a passive spanning tree node will let said packets flow through it

spanning tree can either work per port or per vlan. using multiple links with different vlans and port based spanning tree at the same time is asking for trouble. maybe this is what happened in your case.

based on the above i'd assume you don't need spanning tree

if multiple ports in the same vlan are connected between the controller and the switch, you should rather configure LACP nic teaming

if the connected ports are in different vlans, there is no reason why spanning tree would be needed

basically you need spanning tree when you connect multiple switches in a ring. in other cases, loops indicate some misconfiguration that should be corrected rather than automagically detected by the switch
Price Your IT Services for Profit

Managed service contracts are great - when they're making you money. Yes, you’re getting paid monthly, but is it actually profitable? Learn to calculate your hourly overhead burden so you can master your IT services pricing strategy.

PkafkasNetwork EngineerAuthor Commented:
The Aruba controller 0/0/7 trunked with multiple tagged vLans and 1 Native VLan.  The matching configuration is to the ethernet ports on the Core Swtich(where the Aruba 7030 is connected to).

IS it safe to understand spanning tree is not required on the Aruba Controller 7030?  I guess the test will be to try it out.
skullnobrainsCommented:
if spanning is indeed required, the whole network will be heavily impacted within seconds so you'll notice, assuming at least a few packets are sent.

a very efficient test tool is a ping flood. if there is a loop, the network will die and stay dead after you stop flooding and until you unplug one of the cables.

i'm unsure i get the exact topology so i'd rather not state whether there is a loop but from what i gather, the answer would be no.

Experts Exchange Solution brought to you by

Your issues matter to us.

Facing a tech roadblock?
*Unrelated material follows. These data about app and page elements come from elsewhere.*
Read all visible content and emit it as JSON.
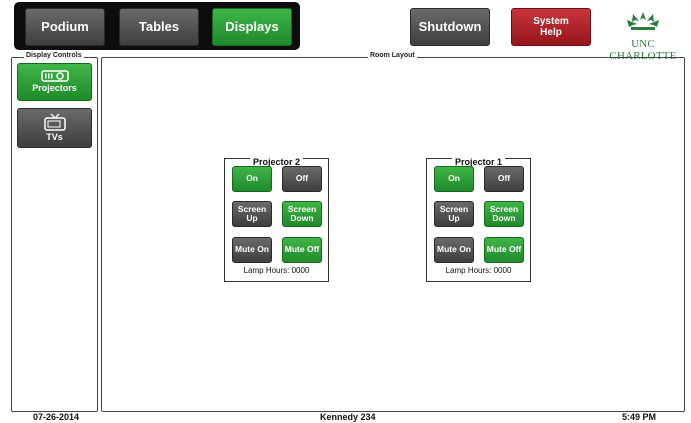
{
  "nav": {
    "podium": "Podium",
    "tables": "Tables",
    "displays": "Displays"
  },
  "actions": {
    "shutdown": "Shutdown",
    "system_help": "System Help"
  },
  "logo": {
    "text": "UNC CHARLOTTE"
  },
  "display_controls": {
    "legend": "Display Controls",
    "items": [
      {
        "label": "Projectors",
        "icon": "projector-icon",
        "active": true
      },
      {
        "label": "TVs",
        "icon": "tv-icon",
        "active": false
      }
    ]
  },
  "room_layout": {
    "legend": "Room Layout",
    "projectors": [
      {
        "title": "Projector 2",
        "on": "On",
        "off": "Off",
        "screen_up": "Screen Up",
        "screen_down": "Screen Down",
        "mute_on": "Mute On",
        "mute_off": "Mute Off",
        "lamp_hours": "Lamp Hours: 0000"
      },
      {
        "title": "Projector 1",
        "on": "On",
        "off": "Off",
        "screen_up": "Screen Up",
        "screen_down": "Screen Down",
        "mute_on": "Mute On",
        "mute_off": "Mute Off",
        "lamp_hours": "Lamp Hours: 0000"
      }
    ]
  },
  "footer": {
    "date": "07-26-2014",
    "room": "Kennedy 234",
    "time": "5:49 PM"
  },
  "colors": {
    "active_green": "#2ca03a",
    "inactive_gray": "#555555",
    "help_red": "#b0232a",
    "brand_green": "#2b7d3a"
  }
}
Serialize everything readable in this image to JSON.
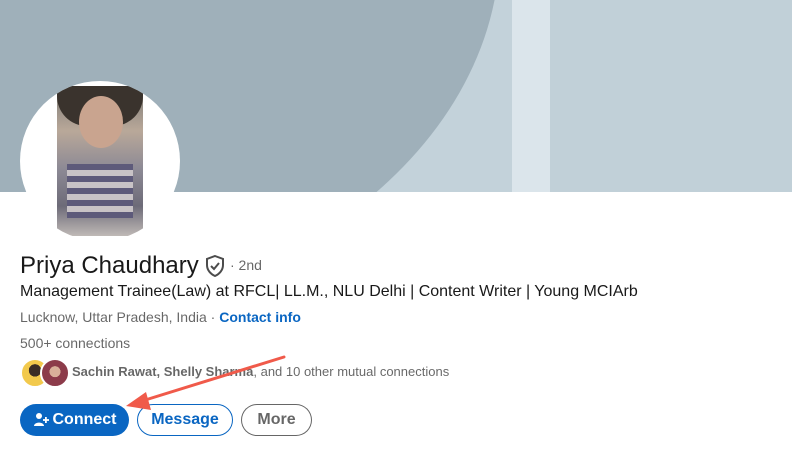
{
  "profile": {
    "name": "Priya Chaudhary",
    "degree": "· 2nd",
    "headline": "Management Trainee(Law) at RFCL| LL.M., NLU Delhi | Content Writer | Young MCIArb",
    "location": "Lucknow, Uttar Pradesh, India",
    "separator": " · ",
    "contact_info": "Contact info",
    "connections": "500+ connections"
  },
  "mutual": {
    "names": "Sachin Rawat, Shelly Sharma",
    "rest": ", and 10 other mutual connections"
  },
  "actions": {
    "connect": "Connect",
    "message": "Message",
    "more": "More"
  },
  "icons": {
    "verified": "shield-check-icon",
    "connect": "person-add-icon"
  },
  "colors": {
    "accent": "#0a66c2",
    "annotation_arrow": "#f05a4a"
  }
}
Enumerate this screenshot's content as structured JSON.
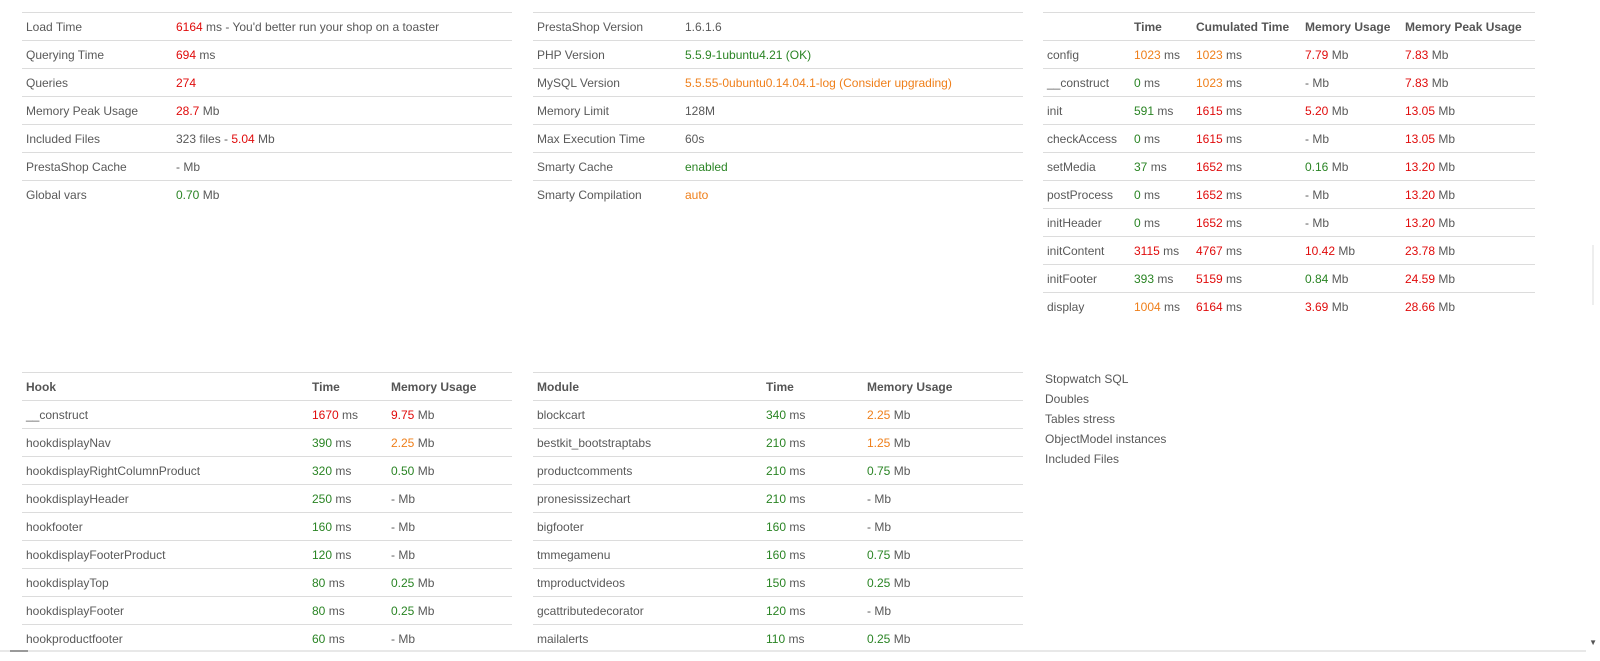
{
  "summary": [
    {
      "label": "Load Time",
      "value": "6164",
      "value_color": "red",
      "suffix": " ms - You'd better run your shop on a toaster"
    },
    {
      "label": "Querying Time",
      "value": "694",
      "value_color": "red",
      "suffix": " ms"
    },
    {
      "label": "Queries",
      "value": "274",
      "value_color": "red",
      "suffix": ""
    },
    {
      "label": "Memory Peak Usage",
      "value": "28.7",
      "value_color": "red",
      "suffix": " Mb"
    },
    {
      "label": "Included Files",
      "prefix": "323 files - ",
      "value": "5.04",
      "value_color": "red",
      "suffix": " Mb"
    },
    {
      "label": "PrestaShop Cache",
      "value": "-",
      "value_color": "grey",
      "suffix": " Mb"
    },
    {
      "label": "Global vars",
      "value": "0.70",
      "value_color": "green",
      "suffix": " Mb"
    }
  ],
  "config": [
    {
      "label": "PrestaShop Version",
      "value": "1.6.1.6",
      "value_color": "grey"
    },
    {
      "label": "PHP Version",
      "value": "5.5.9-1ubuntu4.21 (OK)",
      "value_color": "green"
    },
    {
      "label": "MySQL Version",
      "value": "5.5.55-0ubuntu0.14.04.1-log (Consider upgrading)",
      "value_color": "orange"
    },
    {
      "label": "Memory Limit",
      "value": "128M",
      "value_color": "grey"
    },
    {
      "label": "Max Execution Time",
      "value": "60s",
      "value_color": "grey"
    },
    {
      "label": "Smarty Cache",
      "value": "enabled",
      "value_color": "green"
    },
    {
      "label": "Smarty Compilation",
      "value": "auto",
      "value_color": "orange"
    }
  ],
  "steps": {
    "headers": [
      "",
      "Time",
      "Cumulated Time",
      "Memory Usage",
      "Memory Peak Usage"
    ],
    "rows": [
      {
        "name": "config",
        "time": "1023",
        "time_color": "orange",
        "cumul": "1023",
        "cumul_color": "orange",
        "mem": "7.79",
        "mem_color": "red",
        "peak": "7.83",
        "peak_color": "red"
      },
      {
        "name": "__construct",
        "time": "0",
        "time_color": "green",
        "cumul": "1023",
        "cumul_color": "orange",
        "mem": "-",
        "mem_color": "grey",
        "peak": "7.83",
        "peak_color": "red"
      },
      {
        "name": "init",
        "time": "591",
        "time_color": "green",
        "cumul": "1615",
        "cumul_color": "red",
        "mem": "5.20",
        "mem_color": "red",
        "peak": "13.05",
        "peak_color": "red"
      },
      {
        "name": "checkAccess",
        "time": "0",
        "time_color": "green",
        "cumul": "1615",
        "cumul_color": "red",
        "mem": "-",
        "mem_color": "grey",
        "peak": "13.05",
        "peak_color": "red"
      },
      {
        "name": "setMedia",
        "time": "37",
        "time_color": "green",
        "cumul": "1652",
        "cumul_color": "red",
        "mem": "0.16",
        "mem_color": "green",
        "peak": "13.20",
        "peak_color": "red"
      },
      {
        "name": "postProcess",
        "time": "0",
        "time_color": "green",
        "cumul": "1652",
        "cumul_color": "red",
        "mem": "-",
        "mem_color": "grey",
        "peak": "13.20",
        "peak_color": "red"
      },
      {
        "name": "initHeader",
        "time": "0",
        "time_color": "green",
        "cumul": "1652",
        "cumul_color": "red",
        "mem": "-",
        "mem_color": "grey",
        "peak": "13.20",
        "peak_color": "red"
      },
      {
        "name": "initContent",
        "time": "3115",
        "time_color": "red",
        "cumul": "4767",
        "cumul_color": "red",
        "mem": "10.42",
        "mem_color": "red",
        "peak": "23.78",
        "peak_color": "red"
      },
      {
        "name": "initFooter",
        "time": "393",
        "time_color": "green",
        "cumul": "5159",
        "cumul_color": "red",
        "mem": "0.84",
        "mem_color": "green",
        "peak": "24.59",
        "peak_color": "red"
      },
      {
        "name": "display",
        "time": "1004",
        "time_color": "orange",
        "cumul": "6164",
        "cumul_color": "red",
        "mem": "3.69",
        "mem_color": "red",
        "peak": "28.66",
        "peak_color": "red"
      }
    ]
  },
  "hooks": {
    "headers": [
      "Hook",
      "Time",
      "Memory Usage"
    ],
    "rows": [
      {
        "name": "__construct",
        "time": "1670",
        "time_color": "red",
        "mem": "9.75",
        "mem_color": "red"
      },
      {
        "name": "hookdisplayNav",
        "time": "390",
        "time_color": "green",
        "mem": "2.25",
        "mem_color": "orange"
      },
      {
        "name": "hookdisplayRightColumnProduct",
        "time": "320",
        "time_color": "green",
        "mem": "0.50",
        "mem_color": "green"
      },
      {
        "name": "hookdisplayHeader",
        "time": "250",
        "time_color": "green",
        "mem": "-",
        "mem_color": "grey"
      },
      {
        "name": "hookfooter",
        "time": "160",
        "time_color": "green",
        "mem": "-",
        "mem_color": "grey"
      },
      {
        "name": "hookdisplayFooterProduct",
        "time": "120",
        "time_color": "green",
        "mem": "-",
        "mem_color": "grey"
      },
      {
        "name": "hookdisplayTop",
        "time": "80",
        "time_color": "green",
        "mem": "0.25",
        "mem_color": "green"
      },
      {
        "name": "hookdisplayFooter",
        "time": "80",
        "time_color": "green",
        "mem": "0.25",
        "mem_color": "green"
      },
      {
        "name": "hookproductfooter",
        "time": "60",
        "time_color": "green",
        "mem": "-",
        "mem_color": "grey"
      }
    ]
  },
  "modules": {
    "headers": [
      "Module",
      "Time",
      "Memory Usage"
    ],
    "rows": [
      {
        "name": "blockcart",
        "time": "340",
        "time_color": "green",
        "mem": "2.25",
        "mem_color": "orange"
      },
      {
        "name": "bestkit_bootstraptabs",
        "time": "210",
        "time_color": "green",
        "mem": "1.25",
        "mem_color": "orange"
      },
      {
        "name": "productcomments",
        "time": "210",
        "time_color": "green",
        "mem": "0.75",
        "mem_color": "green"
      },
      {
        "name": "pronesissizechart",
        "time": "210",
        "time_color": "green",
        "mem": "-",
        "mem_color": "grey"
      },
      {
        "name": "bigfooter",
        "time": "160",
        "time_color": "green",
        "mem": "-",
        "mem_color": "grey"
      },
      {
        "name": "tmmegamenu",
        "time": "160",
        "time_color": "green",
        "mem": "0.75",
        "mem_color": "green"
      },
      {
        "name": "tmproductvideos",
        "time": "150",
        "time_color": "green",
        "mem": "0.25",
        "mem_color": "green"
      },
      {
        "name": "gcattributedecorator",
        "time": "120",
        "time_color": "green",
        "mem": "-",
        "mem_color": "grey"
      },
      {
        "name": "mailalerts",
        "time": "110",
        "time_color": "green",
        "mem": "0.25",
        "mem_color": "green"
      }
    ]
  },
  "units": {
    "ms": " ms",
    "mb": " Mb"
  },
  "links": [
    "Stopwatch SQL",
    "Doubles",
    "Tables stress",
    "ObjectModel instances",
    "Included Files"
  ]
}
Get the help and guidance you need from experienced professionals who care. Ask your question anytime, anywhere, with no hassle.

Start your 7-day free trial
skullnobrainsCommented:
thanks. feel free to request some follow up help should you need any
PkafkasNetwork EngineerAuthor Commented:
It was decided that since the Aruba 7005 had STP enabled and connected directly to the HP Test Lab Switch (STP not enabled)...

But the HP Test Lab switch was also directly connected to the Core Switch (STP Enabled)... that was what caused the Test LAB switch to go off line.  2 separate connections to 2 separate switches that had STP enabled and they confused the Test LAB switch thinking a loop was in place and took it off-line.

I have a lot to learn about spanning tree; but, it appears that it is best practice to enable STP on the core switch and not the edge switches.  If you are in a situation that an edge switch will connect to 2 differetn devices with STP enabled then that will bring down the edge switch's connection to the network.  https://www.cisco.com/c/en/us/support/docs/lan-switching/spanning-tree-protocol/5234-5.html
skullnobrainsCommented:
I have a lot to learn about spanning tree; but, it appears that it is best practice to enable STP on the core switch and not the edge switches.

yes. centralize spanning tree if possible and make sure spanning tree packets are allowed to flow through other equipment. in the situation you describe above, it is actually one of the equipment with spanning tree enabled that will bring the port facing the switch down. typical scenarios also include flapping between level 2 paths which usually ends up producing 1/4 ping failure. those would occur when you actually do have a loop and multiple active spanning tree equipment in the loop.

nb : it is best practice to disable spanning tree entirely if you have no loop in your topology.
It's more than this solution.Get answers and train to solve all your tech problems - anytime, anywhere.Try it for free Edge Out The Competitionfor your dream job with proven skills and certifications.Get started today Stand Outas the employee with proven skills.Start learning today for free Move Your Career Forwardwith certification training in the latest technologies.Start your trial today
Routers

From novice to tech pro — start learning today.